## Required work:
A line qualifies if it holds the string "recent". Copy every qualifying line from the records.

Data records for software interfaces:
• • •
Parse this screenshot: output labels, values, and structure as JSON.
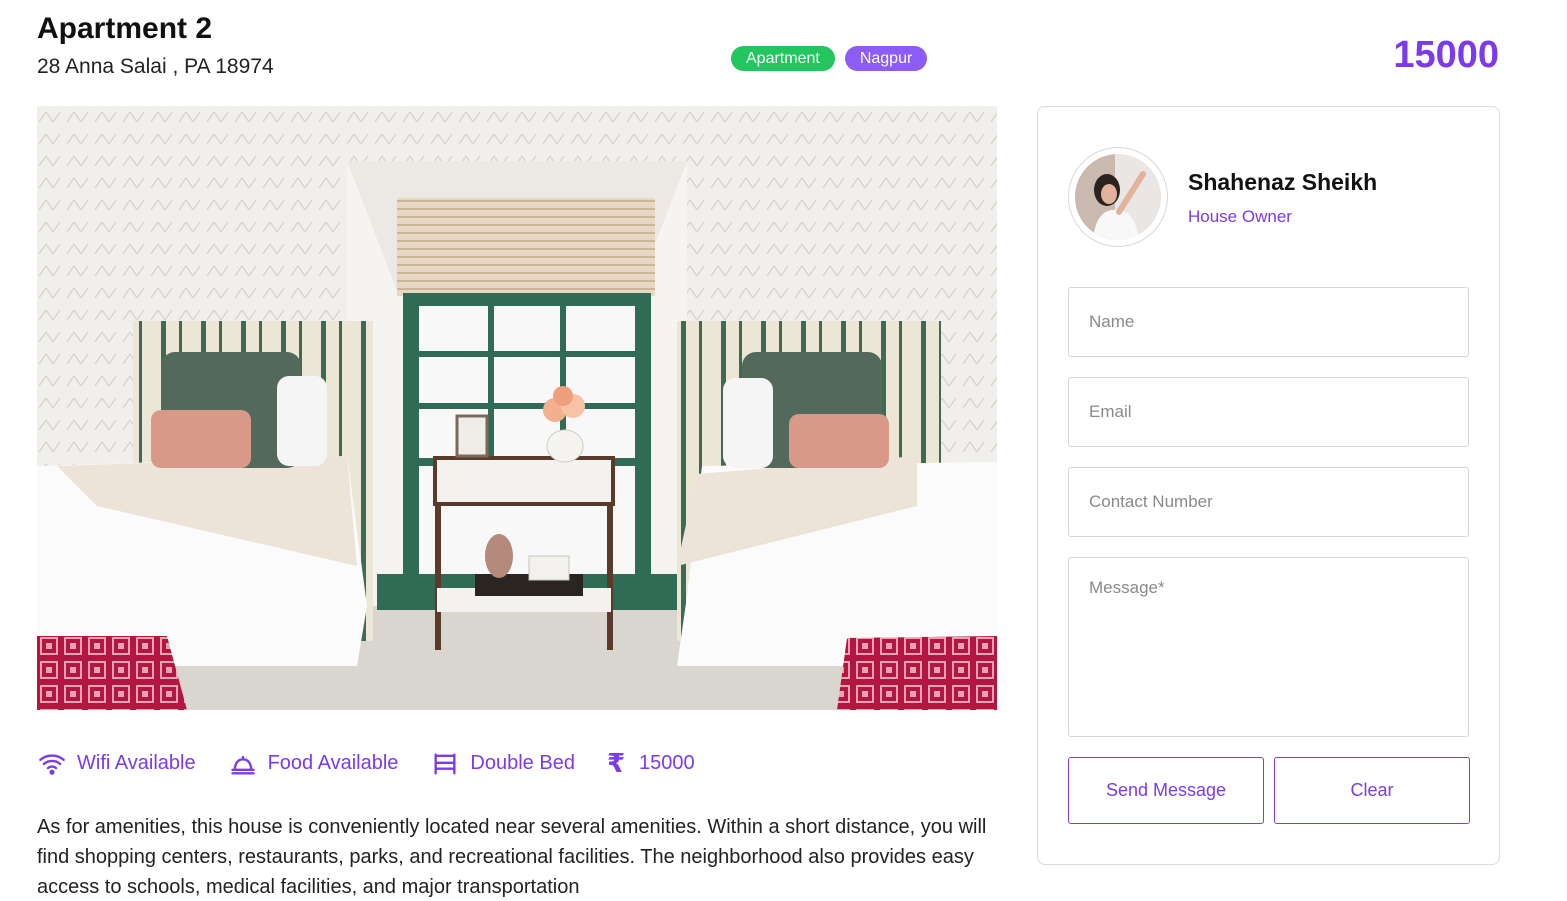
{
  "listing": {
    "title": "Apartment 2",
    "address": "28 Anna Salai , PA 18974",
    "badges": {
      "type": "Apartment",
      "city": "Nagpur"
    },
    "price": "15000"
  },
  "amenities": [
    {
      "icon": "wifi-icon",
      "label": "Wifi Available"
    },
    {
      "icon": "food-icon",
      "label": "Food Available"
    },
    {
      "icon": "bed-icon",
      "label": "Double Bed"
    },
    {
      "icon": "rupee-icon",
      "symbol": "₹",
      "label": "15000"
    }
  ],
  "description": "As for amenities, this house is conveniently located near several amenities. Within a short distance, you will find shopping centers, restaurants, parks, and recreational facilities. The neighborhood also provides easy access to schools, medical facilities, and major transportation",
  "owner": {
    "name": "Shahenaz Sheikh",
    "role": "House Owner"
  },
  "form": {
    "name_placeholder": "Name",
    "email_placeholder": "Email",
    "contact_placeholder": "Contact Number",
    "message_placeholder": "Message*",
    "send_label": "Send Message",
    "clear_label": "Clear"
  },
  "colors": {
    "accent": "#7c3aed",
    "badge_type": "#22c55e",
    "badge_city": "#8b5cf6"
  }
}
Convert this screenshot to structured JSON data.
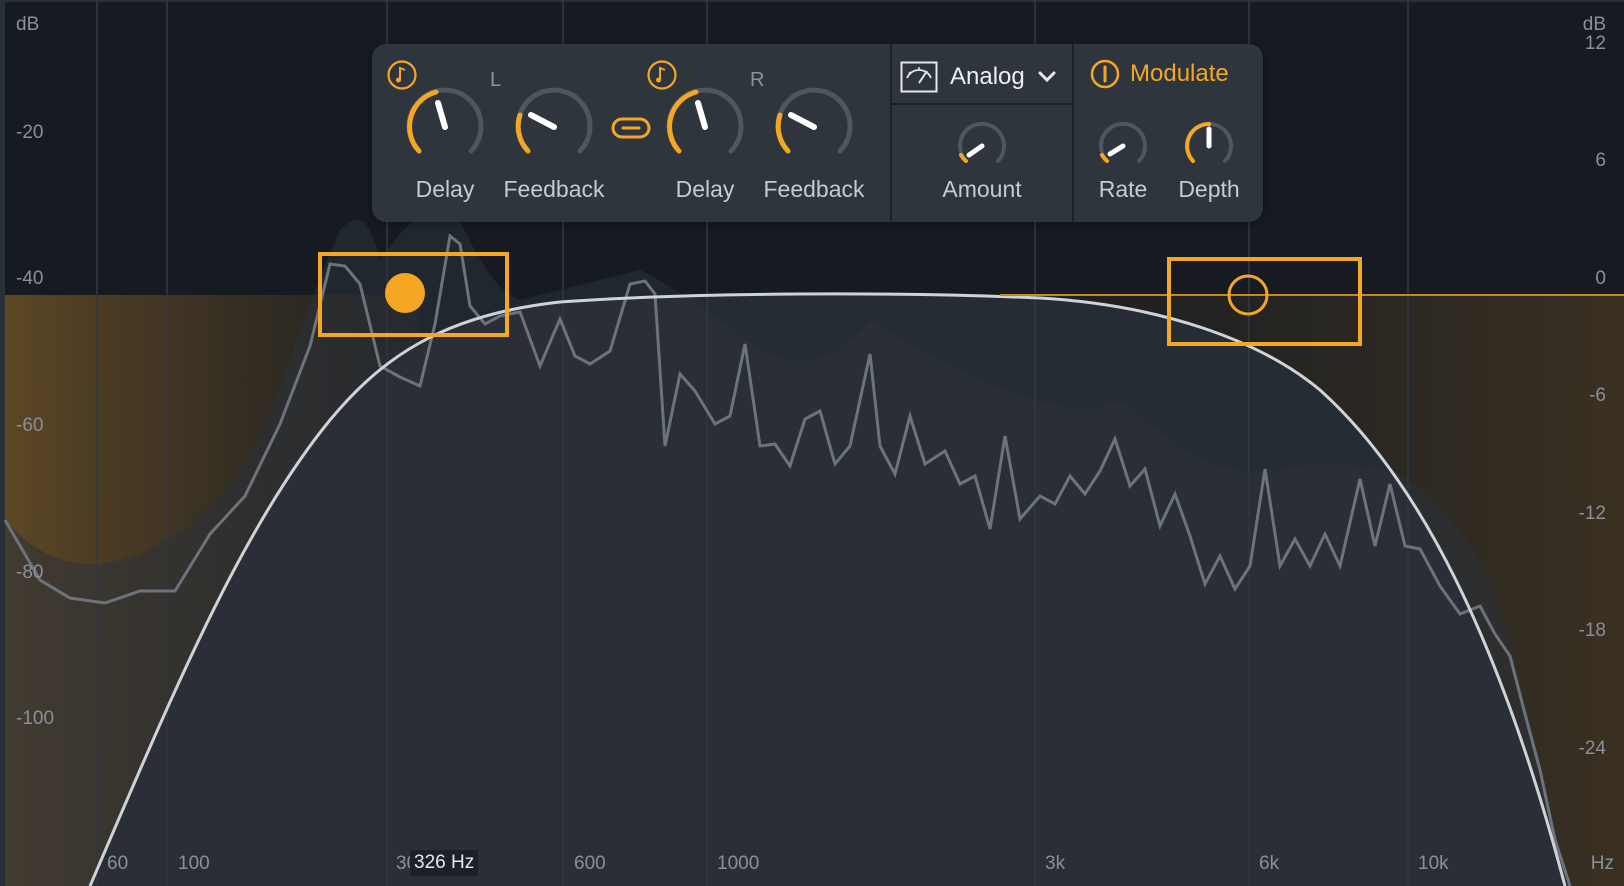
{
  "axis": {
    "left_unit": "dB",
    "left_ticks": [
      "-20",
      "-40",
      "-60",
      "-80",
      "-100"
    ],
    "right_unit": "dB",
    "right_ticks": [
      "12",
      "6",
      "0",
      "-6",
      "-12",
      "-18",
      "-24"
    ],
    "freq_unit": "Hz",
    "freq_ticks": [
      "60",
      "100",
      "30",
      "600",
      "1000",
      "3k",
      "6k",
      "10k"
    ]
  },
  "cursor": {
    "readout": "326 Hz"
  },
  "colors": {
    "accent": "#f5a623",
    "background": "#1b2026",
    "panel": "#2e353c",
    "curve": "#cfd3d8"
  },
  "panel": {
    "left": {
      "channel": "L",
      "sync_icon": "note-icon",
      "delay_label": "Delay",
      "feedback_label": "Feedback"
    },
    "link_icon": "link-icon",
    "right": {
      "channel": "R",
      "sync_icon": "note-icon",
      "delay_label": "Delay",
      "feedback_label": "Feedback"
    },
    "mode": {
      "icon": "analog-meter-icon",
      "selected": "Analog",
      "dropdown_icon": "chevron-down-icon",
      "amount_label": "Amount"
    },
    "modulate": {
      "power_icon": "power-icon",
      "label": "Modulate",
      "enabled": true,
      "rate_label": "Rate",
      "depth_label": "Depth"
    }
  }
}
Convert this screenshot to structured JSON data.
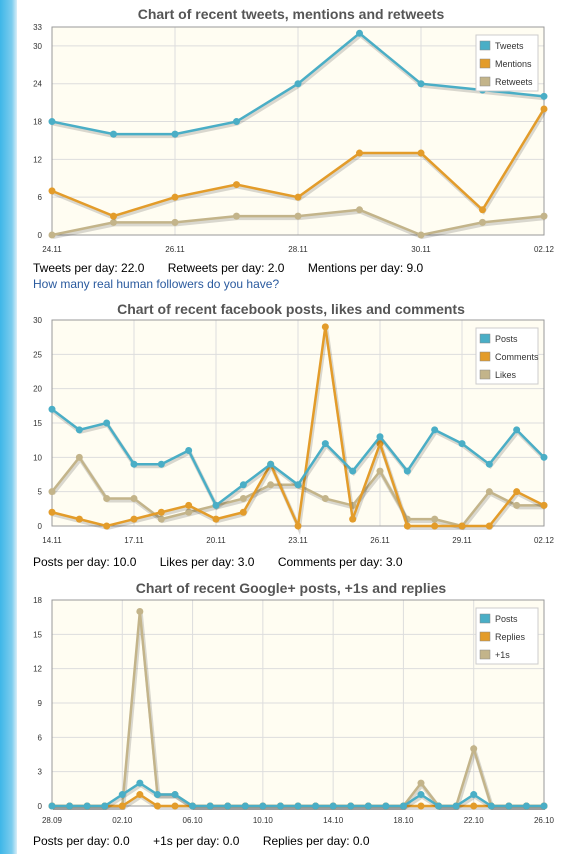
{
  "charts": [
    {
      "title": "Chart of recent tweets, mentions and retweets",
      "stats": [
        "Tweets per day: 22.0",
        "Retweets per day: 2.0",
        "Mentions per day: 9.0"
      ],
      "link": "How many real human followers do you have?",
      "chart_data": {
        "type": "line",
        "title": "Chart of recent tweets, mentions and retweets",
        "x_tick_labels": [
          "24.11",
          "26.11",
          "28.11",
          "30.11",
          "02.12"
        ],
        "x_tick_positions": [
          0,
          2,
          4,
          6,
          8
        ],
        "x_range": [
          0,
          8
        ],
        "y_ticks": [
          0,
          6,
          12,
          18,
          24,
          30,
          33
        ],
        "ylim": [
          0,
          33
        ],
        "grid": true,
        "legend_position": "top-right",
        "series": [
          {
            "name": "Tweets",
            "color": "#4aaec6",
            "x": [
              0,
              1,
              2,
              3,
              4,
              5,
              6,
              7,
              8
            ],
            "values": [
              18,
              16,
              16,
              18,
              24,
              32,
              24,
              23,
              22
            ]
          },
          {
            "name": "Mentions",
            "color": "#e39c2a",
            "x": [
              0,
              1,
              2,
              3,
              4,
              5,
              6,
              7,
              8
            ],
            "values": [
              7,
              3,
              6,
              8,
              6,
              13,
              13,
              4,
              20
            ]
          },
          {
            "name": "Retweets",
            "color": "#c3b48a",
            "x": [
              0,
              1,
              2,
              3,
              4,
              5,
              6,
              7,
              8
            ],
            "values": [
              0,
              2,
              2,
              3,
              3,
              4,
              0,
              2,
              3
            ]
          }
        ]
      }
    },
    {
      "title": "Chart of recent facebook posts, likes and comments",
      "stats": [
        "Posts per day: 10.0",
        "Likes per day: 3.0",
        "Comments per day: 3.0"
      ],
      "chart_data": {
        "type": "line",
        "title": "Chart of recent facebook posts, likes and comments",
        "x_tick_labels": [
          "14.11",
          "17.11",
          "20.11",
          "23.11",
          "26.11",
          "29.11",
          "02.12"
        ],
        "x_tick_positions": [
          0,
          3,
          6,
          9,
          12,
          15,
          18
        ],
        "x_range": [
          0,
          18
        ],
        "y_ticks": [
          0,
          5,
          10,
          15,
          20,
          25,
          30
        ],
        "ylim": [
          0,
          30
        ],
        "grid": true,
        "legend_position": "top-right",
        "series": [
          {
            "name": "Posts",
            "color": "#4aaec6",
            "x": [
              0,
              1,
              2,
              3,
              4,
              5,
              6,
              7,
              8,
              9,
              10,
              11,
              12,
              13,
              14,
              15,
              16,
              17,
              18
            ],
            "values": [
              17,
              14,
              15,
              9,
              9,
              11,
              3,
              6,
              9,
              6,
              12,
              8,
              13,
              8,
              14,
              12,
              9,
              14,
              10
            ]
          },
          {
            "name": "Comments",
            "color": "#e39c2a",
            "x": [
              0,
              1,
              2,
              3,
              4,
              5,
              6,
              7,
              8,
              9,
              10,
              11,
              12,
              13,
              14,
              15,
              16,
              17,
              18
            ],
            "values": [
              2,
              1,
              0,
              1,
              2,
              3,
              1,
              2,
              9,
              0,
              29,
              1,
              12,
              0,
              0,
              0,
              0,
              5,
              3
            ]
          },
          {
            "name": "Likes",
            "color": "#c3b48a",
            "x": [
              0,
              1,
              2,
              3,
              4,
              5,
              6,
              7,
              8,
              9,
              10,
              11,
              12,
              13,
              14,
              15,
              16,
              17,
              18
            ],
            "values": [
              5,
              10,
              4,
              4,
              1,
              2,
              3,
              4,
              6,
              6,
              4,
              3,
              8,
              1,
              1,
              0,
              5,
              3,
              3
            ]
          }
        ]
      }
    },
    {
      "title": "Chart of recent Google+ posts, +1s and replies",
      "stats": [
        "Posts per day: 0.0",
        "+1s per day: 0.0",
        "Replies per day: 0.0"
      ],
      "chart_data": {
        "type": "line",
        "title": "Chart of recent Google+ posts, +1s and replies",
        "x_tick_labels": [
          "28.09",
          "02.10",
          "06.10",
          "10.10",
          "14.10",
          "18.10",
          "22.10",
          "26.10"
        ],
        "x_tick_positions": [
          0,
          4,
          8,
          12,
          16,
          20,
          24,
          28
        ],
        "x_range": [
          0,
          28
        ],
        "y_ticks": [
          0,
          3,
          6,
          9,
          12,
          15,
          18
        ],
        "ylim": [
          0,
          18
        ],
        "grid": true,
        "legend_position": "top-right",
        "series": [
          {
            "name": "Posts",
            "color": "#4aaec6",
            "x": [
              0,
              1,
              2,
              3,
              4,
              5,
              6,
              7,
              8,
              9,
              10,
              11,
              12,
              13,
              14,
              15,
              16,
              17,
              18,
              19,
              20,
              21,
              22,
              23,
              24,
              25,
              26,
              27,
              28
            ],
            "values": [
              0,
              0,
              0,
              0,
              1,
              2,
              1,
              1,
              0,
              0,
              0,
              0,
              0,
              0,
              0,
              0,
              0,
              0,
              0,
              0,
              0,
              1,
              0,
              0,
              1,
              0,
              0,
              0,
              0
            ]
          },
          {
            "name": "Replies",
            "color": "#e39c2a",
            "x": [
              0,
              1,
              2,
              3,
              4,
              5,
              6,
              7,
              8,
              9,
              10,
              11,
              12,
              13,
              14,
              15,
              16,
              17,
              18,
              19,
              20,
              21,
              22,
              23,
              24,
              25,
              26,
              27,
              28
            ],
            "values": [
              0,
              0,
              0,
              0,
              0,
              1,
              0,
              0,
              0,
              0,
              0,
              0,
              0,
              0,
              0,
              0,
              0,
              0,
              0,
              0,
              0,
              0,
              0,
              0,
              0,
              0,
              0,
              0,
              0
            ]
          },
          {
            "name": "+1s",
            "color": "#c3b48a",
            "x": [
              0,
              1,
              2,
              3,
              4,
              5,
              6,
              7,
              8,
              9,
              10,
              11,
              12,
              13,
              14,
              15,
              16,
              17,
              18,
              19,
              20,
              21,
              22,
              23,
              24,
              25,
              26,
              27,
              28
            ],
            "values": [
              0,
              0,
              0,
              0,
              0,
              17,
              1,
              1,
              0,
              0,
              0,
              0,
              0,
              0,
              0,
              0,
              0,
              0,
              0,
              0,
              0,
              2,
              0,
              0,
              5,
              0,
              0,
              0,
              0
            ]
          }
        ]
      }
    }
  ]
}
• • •
## Output of the exercise:
      "title": "Chart of recent tweets, mentions and retweets",
        "title": "Chart of recent tweets, mentions and retweets",
      "title": "Chart of recent facebook posts, likes and comments",
        "title": "Chart of recent facebook posts, likes and comments",
      "title": "Chart of recent Google+ posts, +1s and replies",
        "title": "Chart of recent Google+ posts, +1s and replies",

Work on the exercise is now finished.